Our experience at CHOA was wonderful. The staff was fantastic, the facility clean. However, and I say this with complete conviction, I never want to go there again, ever.
Squeaks was slated to arrive Friday at 11am for a 12:50pm surgery time. He was not to have anything (no Pedilytle, no water, no nothin') after 9am. By the time we got to Egleston he was not pleased. Then we found out that an emergency had come in and that child needed our doctor and our OR. We had been pushed back an hour and had a new surgeon. Which freaked me out a little, but I was fine to roll with it. A children’s hospital will really put life into perspective for a person.
|Alex with Dr. Meisel before he went back to the OR.|
Dr. Meisel, our new surgeon, had told me between 90 to 140 minutes was how long the surgery should take. When 140 minutes hit I was ready for the phone to ring again. I was ready to hear that my tiniest love was okay. The call didn't come. As my dear friend Anne told me before the surgery started, it's hell in the hallway. I was in hell indeed.
At the three and a half hour mark, I really started to worry. I started to play out the scenarios in my head. I started to cry.
At four hours I somehow found my voice and spoke to Mark, "What if… What will we do?" Mark and I prayed together for our son and Dr. Meisel. We didn't address what if.
At nearly four and a half hours, Dr. Meisel walked into the waiting room. I saw him and my heart fell to my feet. I'd seen only one other doctor come into the waiting room in the six hours or so throughout the day I’d been in there. That doctor didn't bring good news. I was preparing myself for bad news.
Dr. Meisel opened with, "Alex is in recovery and doing well." I think I actually screamed. Just thinking about this makes me want to cry all over again.
There was more damage than the original scans showed, and it took a lot longer than expected, but Squeaks was going to be okay. He was stable and we could see him shortly.
Of course he was moved from recovery to his room during shift change and we didn't get to see him in that thirty-minute window. I tried not to jump out of my skin. When he was finally wheeled into 4226, he was the most beautiful thing I’d ever seen while simultaneously being the scariest thing I'd ever seen.
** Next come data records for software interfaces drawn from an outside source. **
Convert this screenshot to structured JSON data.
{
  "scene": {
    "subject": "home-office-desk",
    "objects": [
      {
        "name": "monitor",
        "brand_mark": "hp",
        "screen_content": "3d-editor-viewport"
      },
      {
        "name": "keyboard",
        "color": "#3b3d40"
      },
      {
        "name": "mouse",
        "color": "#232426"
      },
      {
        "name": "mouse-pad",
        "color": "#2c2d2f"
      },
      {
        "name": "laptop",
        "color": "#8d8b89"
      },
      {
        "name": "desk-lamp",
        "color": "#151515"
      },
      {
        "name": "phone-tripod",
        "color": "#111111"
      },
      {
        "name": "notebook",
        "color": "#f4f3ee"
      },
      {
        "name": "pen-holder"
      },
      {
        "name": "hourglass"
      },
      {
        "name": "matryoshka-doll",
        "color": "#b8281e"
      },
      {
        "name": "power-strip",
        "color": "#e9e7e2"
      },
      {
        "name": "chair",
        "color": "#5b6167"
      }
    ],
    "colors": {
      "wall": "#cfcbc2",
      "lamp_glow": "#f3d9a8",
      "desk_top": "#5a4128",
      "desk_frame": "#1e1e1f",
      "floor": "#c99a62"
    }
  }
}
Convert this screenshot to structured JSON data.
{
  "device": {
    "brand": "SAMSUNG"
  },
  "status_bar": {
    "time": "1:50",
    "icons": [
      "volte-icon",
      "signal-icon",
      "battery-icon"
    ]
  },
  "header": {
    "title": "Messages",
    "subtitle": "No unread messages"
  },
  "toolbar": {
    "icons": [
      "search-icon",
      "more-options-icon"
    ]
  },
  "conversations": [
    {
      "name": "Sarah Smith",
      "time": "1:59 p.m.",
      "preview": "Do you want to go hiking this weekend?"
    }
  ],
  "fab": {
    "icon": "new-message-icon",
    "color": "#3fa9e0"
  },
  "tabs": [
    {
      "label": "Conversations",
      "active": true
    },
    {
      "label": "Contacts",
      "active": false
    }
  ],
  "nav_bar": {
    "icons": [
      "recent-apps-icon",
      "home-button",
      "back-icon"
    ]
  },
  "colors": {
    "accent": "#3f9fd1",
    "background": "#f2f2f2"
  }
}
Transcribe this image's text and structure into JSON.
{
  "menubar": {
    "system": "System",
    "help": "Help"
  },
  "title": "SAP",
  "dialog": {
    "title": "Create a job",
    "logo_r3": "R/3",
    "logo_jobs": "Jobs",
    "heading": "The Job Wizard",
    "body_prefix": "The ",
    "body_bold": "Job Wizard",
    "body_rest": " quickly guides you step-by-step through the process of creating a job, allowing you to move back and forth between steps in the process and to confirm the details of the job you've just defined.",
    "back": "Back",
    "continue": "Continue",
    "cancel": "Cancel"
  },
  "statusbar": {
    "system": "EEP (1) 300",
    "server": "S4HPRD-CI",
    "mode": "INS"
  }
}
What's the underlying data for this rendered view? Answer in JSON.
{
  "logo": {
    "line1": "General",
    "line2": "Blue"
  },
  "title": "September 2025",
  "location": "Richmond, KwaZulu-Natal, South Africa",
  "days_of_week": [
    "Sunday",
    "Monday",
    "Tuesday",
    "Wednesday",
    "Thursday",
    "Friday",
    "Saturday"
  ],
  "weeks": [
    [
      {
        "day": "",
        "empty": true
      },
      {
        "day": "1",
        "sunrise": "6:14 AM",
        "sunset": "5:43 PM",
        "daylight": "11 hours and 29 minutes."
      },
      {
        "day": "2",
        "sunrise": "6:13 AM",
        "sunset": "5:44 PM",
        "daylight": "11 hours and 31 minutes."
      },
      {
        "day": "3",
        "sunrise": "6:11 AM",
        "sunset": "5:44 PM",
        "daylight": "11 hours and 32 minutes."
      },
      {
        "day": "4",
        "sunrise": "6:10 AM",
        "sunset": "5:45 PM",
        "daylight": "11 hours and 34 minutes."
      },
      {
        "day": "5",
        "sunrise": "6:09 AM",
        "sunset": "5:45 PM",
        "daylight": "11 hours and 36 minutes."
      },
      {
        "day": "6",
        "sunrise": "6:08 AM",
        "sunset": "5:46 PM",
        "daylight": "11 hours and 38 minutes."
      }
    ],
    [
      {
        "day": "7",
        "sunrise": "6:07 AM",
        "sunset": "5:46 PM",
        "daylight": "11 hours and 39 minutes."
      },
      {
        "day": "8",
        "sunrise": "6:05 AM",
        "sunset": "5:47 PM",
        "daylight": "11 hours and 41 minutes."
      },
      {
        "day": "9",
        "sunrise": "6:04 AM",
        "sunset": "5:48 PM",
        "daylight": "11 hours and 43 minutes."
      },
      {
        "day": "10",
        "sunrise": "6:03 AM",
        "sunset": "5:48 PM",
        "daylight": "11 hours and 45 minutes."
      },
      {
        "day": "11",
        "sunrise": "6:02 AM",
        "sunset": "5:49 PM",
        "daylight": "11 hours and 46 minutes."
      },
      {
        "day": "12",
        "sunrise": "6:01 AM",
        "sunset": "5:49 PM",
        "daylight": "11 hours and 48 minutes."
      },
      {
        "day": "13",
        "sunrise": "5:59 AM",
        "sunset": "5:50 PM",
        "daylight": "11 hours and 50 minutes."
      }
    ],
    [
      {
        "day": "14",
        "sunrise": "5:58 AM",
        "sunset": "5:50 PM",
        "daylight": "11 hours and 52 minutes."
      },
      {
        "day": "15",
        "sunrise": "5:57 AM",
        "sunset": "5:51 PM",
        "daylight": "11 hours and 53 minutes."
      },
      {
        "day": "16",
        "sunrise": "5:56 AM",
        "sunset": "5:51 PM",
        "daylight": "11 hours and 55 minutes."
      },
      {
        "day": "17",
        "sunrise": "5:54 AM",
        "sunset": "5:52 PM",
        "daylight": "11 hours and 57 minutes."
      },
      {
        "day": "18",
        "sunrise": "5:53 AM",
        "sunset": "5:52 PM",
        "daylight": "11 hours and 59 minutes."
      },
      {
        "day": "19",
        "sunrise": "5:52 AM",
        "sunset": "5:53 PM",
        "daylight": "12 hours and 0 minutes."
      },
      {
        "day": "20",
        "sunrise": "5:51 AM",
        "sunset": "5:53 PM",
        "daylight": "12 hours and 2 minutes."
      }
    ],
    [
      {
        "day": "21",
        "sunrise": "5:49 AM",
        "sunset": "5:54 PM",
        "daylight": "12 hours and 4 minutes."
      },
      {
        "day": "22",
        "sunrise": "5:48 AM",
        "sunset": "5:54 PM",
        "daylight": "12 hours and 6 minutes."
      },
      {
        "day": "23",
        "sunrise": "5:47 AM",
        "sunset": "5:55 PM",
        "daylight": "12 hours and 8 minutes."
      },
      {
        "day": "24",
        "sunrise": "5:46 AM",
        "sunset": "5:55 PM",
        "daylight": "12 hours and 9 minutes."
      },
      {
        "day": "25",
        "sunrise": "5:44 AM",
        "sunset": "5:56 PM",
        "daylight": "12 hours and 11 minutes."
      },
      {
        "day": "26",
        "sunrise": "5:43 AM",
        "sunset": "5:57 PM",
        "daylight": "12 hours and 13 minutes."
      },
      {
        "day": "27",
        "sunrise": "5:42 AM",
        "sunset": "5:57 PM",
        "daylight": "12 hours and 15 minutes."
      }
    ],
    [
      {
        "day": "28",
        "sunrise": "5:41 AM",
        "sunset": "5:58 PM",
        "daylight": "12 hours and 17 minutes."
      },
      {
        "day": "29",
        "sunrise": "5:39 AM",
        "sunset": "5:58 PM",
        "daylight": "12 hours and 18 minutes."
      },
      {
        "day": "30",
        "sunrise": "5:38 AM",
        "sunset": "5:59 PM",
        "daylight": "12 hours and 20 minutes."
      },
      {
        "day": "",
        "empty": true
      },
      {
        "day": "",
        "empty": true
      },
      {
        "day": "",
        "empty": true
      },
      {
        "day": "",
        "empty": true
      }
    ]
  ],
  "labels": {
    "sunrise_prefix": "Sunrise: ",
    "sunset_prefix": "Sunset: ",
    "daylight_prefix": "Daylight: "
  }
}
There was a flurry of activity and honestly I don't remember much. Except when Dr. Meisel strolled in the next morning and delivered some good news. Later that afternoon the tube going down his nose to pump bile and stomach acid out of his stomach could possibly be removed and we could, finally, feed him, not long after.
The other shoe never really dropped. He had small steps back, but he seemed to hit every milestone. He checked every box with vigor. He wasn't his usual chilled out self, I couldn't even get him to smile while we watched Coach Saban hoist up another SEC Championship trophy for our beloved Crimson Tide, but he was getting better.
When we were discharged, I remember looking at the nurse with tears in my eyes. She simply reminded me he was okay, I was okay and we were all going to be okay. Anne, one of my biggest cheerleaders throughout the entire process, shared similar sentiments. The other shoe wasn't going to drop.
He's got some scars, everyone knows chicks dig scars, but otherwise he's completely unfazed. I am forever changed, but he is completely unfazed.
|Dr. Meisel was able to repair his damage laparoscopically, so he only has four small incisions. Instead of one long one.|